I follow the #MeToo movement closely because it addresses a reality that is central to my existence. Sexual abuse trauma dominates my emotional life. I was never sexually abused myself; however, my mother was. Her sexual abuse impacted her ability to be a loving mother to me. I recently became aware of the depth of this reality when I read a paragraph about what it is like to be in relationship with a narcissist.

A relationship with a narcissist is a desperate relationship where you are always feeling vulnerable, worthless, hated, constantly explaining yourself, silenced, punished, and traumatized. What is it that you are actually doing wrong? Nothing!1

This describes what it was like to be my mother’s daughter. Extreme abuse can engender a particular type of narcissism. My mother, a victim of sexual abuse, needed to throw her own negative feelings about herself onto me in order to live with the unbearable truth and pain of her experience. I experience my relationship with her as something in me that always feels a need to defend myself and is sure that there is no love or margin of error available to me.

Wholebody Focusing as a Way to Heal Sexual Abuse Trauma

The dominance of this felt sense in my life became clear to me one day as I was preparing for a medical test. Try as I might, I couldn’t clear my mind and relax. Thoughts of random moments in the past in which I felt traumatized by interactions with others kept surfacing. There were so many from such a wide variety of different points in my life that I became completely overwhelmed.

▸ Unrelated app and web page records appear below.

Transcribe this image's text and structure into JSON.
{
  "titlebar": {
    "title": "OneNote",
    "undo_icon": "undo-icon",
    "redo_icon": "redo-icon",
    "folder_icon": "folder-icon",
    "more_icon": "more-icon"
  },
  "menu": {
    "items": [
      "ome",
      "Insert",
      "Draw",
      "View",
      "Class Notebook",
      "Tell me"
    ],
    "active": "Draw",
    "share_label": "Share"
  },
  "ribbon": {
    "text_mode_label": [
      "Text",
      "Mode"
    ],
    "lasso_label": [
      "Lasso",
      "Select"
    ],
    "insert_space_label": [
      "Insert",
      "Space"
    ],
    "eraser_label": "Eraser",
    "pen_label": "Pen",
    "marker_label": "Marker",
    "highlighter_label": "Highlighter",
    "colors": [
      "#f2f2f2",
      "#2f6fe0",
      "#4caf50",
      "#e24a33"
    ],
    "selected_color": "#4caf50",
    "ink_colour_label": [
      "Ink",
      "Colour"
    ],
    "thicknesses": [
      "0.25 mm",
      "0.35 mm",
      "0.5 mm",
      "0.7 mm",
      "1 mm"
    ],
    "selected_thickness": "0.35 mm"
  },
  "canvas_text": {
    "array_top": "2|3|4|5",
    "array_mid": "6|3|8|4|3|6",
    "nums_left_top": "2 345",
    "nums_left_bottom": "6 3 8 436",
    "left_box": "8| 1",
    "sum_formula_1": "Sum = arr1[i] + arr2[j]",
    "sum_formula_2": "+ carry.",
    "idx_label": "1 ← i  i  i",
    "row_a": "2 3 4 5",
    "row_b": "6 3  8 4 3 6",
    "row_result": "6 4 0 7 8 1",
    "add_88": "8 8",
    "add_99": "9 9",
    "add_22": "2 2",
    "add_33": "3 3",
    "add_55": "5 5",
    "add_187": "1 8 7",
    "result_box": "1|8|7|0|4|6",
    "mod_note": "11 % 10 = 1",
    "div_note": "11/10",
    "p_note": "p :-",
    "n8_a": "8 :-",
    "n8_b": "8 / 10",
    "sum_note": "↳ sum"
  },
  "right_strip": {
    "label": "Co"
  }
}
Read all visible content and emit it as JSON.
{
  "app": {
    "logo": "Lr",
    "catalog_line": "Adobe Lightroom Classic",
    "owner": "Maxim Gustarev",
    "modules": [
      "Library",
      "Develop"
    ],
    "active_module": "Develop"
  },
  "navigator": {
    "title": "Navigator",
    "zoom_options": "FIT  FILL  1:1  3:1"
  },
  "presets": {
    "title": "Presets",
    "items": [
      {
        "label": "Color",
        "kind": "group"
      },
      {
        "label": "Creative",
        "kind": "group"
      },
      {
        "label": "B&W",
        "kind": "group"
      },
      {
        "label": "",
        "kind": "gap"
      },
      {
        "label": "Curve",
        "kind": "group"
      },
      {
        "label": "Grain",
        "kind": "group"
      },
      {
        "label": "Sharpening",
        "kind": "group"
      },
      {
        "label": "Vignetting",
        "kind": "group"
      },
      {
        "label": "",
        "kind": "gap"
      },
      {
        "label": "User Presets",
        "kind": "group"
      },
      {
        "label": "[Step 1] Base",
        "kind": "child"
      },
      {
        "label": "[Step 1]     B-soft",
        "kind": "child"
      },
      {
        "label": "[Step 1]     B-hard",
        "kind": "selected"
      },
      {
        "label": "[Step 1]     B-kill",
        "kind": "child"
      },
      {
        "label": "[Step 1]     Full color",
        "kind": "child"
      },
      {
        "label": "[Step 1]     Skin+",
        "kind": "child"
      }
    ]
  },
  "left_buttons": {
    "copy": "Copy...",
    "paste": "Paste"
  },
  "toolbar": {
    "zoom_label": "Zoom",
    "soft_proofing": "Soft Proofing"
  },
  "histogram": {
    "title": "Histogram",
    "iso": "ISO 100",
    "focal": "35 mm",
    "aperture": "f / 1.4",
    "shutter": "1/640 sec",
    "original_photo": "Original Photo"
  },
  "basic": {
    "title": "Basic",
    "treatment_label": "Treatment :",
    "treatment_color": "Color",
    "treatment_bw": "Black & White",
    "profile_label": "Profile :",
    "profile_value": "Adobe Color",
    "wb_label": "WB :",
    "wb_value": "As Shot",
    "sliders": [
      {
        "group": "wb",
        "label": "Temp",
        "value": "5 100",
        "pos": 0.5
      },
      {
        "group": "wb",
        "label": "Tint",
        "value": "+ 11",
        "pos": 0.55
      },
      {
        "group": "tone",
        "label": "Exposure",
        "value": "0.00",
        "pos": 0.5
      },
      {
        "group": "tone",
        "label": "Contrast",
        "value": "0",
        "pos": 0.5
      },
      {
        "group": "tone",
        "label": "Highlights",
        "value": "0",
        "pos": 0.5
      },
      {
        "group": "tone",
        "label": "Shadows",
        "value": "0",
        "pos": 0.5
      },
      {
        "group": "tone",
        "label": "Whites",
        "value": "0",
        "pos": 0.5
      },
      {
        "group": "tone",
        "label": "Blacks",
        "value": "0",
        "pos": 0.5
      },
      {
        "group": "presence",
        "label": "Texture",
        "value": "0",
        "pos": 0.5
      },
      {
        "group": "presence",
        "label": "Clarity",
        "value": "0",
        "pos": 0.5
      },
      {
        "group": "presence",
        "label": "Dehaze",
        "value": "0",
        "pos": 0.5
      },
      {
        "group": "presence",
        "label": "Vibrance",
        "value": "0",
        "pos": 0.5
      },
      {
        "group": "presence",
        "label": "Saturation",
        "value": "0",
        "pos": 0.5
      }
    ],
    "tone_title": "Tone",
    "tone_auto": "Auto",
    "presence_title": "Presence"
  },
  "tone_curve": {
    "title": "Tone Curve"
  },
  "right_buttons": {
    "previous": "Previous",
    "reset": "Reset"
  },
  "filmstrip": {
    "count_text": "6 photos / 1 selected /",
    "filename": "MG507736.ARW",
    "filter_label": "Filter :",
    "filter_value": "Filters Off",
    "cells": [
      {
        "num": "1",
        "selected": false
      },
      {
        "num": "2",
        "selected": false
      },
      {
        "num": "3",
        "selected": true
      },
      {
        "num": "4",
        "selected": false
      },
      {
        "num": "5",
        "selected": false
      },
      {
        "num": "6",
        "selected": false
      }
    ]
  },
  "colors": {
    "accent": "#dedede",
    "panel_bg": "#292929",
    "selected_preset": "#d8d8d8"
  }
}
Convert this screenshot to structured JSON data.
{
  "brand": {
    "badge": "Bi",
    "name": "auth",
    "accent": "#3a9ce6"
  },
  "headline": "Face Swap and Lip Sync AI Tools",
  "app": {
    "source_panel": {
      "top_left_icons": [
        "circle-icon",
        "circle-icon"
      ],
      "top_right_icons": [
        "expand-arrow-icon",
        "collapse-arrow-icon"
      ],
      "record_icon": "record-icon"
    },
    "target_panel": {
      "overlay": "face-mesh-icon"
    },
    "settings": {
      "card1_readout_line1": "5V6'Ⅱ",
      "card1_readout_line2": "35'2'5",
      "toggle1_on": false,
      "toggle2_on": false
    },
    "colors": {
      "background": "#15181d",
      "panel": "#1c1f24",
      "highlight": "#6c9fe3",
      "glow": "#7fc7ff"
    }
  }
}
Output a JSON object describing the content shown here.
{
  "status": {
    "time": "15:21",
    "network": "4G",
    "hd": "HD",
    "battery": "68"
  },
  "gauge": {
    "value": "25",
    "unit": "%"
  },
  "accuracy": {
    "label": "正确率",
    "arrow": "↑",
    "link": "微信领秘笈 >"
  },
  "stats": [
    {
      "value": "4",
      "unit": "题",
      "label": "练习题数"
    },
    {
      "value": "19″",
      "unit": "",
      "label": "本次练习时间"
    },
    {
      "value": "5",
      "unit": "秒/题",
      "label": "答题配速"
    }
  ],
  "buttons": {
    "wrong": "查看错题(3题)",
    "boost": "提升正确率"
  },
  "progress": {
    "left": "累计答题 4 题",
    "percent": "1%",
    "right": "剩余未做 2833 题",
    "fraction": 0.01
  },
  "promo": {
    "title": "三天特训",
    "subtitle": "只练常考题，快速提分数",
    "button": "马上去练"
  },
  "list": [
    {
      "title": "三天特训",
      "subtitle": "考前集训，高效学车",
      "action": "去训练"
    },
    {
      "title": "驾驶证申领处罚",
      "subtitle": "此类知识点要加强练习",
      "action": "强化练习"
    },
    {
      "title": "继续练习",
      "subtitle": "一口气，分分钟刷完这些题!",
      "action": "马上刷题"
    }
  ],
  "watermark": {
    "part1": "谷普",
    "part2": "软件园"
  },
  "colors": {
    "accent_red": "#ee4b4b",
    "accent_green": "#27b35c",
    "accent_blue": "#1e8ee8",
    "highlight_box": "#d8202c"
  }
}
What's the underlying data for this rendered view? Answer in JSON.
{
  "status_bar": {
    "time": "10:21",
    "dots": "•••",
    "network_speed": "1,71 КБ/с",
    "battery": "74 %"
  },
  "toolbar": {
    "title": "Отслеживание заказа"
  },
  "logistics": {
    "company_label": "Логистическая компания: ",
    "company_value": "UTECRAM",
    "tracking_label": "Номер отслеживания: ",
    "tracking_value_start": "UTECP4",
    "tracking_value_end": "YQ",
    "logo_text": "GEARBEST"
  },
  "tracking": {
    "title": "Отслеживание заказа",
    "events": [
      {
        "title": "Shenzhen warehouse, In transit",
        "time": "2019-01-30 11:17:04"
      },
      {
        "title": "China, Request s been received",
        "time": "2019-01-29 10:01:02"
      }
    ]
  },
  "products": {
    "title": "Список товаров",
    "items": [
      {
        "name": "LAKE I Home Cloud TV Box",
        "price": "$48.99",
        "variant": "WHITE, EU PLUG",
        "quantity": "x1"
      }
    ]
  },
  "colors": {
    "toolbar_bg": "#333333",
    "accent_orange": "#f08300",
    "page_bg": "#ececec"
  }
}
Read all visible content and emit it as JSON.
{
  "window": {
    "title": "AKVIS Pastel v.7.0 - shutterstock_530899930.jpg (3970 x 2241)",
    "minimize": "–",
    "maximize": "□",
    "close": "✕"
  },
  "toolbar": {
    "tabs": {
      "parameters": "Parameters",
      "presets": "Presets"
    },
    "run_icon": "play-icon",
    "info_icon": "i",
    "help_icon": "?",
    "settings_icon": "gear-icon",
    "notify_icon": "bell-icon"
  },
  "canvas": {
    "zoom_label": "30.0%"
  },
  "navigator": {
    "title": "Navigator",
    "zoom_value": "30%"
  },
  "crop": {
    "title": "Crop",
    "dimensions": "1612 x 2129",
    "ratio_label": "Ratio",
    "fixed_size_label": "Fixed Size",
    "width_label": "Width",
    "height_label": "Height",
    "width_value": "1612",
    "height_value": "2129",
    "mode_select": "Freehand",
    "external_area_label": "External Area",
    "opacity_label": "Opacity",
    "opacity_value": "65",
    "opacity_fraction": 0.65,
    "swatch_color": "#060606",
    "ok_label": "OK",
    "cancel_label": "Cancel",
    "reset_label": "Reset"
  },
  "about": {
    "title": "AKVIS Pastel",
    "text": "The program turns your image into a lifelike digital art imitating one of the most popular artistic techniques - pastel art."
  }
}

I slowed down and connected to the energy of the Earth.  I paused with this sense of overwhelm.  A new realization eventually emerged—it was futile to try to hold space for any or all of the fast shifting narratives floating through me.

Continue reading The Unbearable Wound